The government increased prevention activities. The national anti-trafficking coordinator developed and published a new national action plan for 2016-2017. The plan included provisions to create a national referral mechanism for victim identification and assistance, as well as nine specific areas of focus spanning efforts for prosecution, protection, prevention, and partnerships. The government allocated €525,000 ($553,214) for implementation and related programs, including trainings, awareness campaigns, victim support services, and research. The national coordinator also maintained a government-wide coordination structure of trafficking prevention offices within each ministry and engaged regularly with NGOs. The Non-Discrimination Ombudsman, in her capacity as the National Rapporteur on Trafficking in Human Beings, published an annual report on trafficking in Finland as part of the ombudsman’s larger annual report. The national rapporteur also used its case study of victims of Nigerian origin to improve anti-trafficking cooperation with Italy. The government conducted a three-month awareness campaign against trafficking and smuggling aiming to reach smuggled migrants and trafficking victims and contributed funding and free airtime with the national broadcaster for an international organization’s anti-trafficking campaign. The national assistance system maintained a hotline and website in multiple languages exclusively for trafficking victims. In response to the vulnerability facing berry pickers, who were not covered under worker protection laws, the government conducted assessments of berry industry companies to prevent labor exploitation and required companies to agree to a general code of conduct. In September, law enforcement authorities opened an ongoing investigation into possible labor violations by companies that hire berry pickers. The government assigned law enforcement personnel to its embassies to assist in trafficking prevention and victim identification during the visa application process. Finland’s laws against child sex tourism have extraterritorial reach, although the government did not investigate or prosecute any perpetrators during the reporting period. The government did not make efforts to reduce demand for commercial sex acts or forced labor. The government provided anti-trafficking training to its diplomatic personnel and to its troops prior to their deployment abroad as part of international peacekeeping missions.

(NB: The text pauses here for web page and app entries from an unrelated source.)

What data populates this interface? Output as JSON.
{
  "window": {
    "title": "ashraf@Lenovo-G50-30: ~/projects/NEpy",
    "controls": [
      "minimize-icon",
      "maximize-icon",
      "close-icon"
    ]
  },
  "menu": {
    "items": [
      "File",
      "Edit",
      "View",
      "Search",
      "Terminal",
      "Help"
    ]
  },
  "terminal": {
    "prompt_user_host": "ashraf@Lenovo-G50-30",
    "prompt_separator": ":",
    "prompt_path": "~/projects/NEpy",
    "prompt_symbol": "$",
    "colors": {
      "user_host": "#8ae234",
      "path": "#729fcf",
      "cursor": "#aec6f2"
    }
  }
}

As reported over the past five years, Finland is a transit, destination, and limited source country for women and girls subjected to sex trafficking and for men and women subjected to forced labor. Forced labor victims originate primarily in Eastern Europe, West Africa, and Asia. Foreign-born workers and immigrants are especially vulnerable; many victims arrive in Finland legally and are exploited in the construction, restaurant, agriculture, metal, and transport industries, and as cleaners, gardeners, and domestic workers. Authorities reported a surge in potential trafficking victims among asylum-seekers, including a rise in the number of individuals who were exploited prior to their arrival in Finland. Law enforcement note most labor trafficking involves small-scale operations in businesses such as restaurants and massage parlors, rather than larger criminal syndicates. Seasonal berry pickers, many of whom are Thai, are especially vulnerable to labor exploitation. Most work on commission and, because they are not considered employees under Finnish law, are not covered by worker protection laws governing minimum wage and maximum working hours. Female sex trafficking victims originate primarily in Eastern Europe, Southeast Asia, and West Africa, especially Nigeria; many were exploited in other countries, arriving in Finland after fleeing their traffickers. Finnish women and children, mostly girls, are increasingly vulnerable to sex trafficking. Although pimps cannot legally operate in Finland, they are able to operate from abroad using threats of violence, debt leverage, and other forms of coercion. In its 2015 report, GRETA highlighted forced begging and forced criminality as emerging problems.

U.S. Department of State

The Lessons of 1989: Freedom and Our Future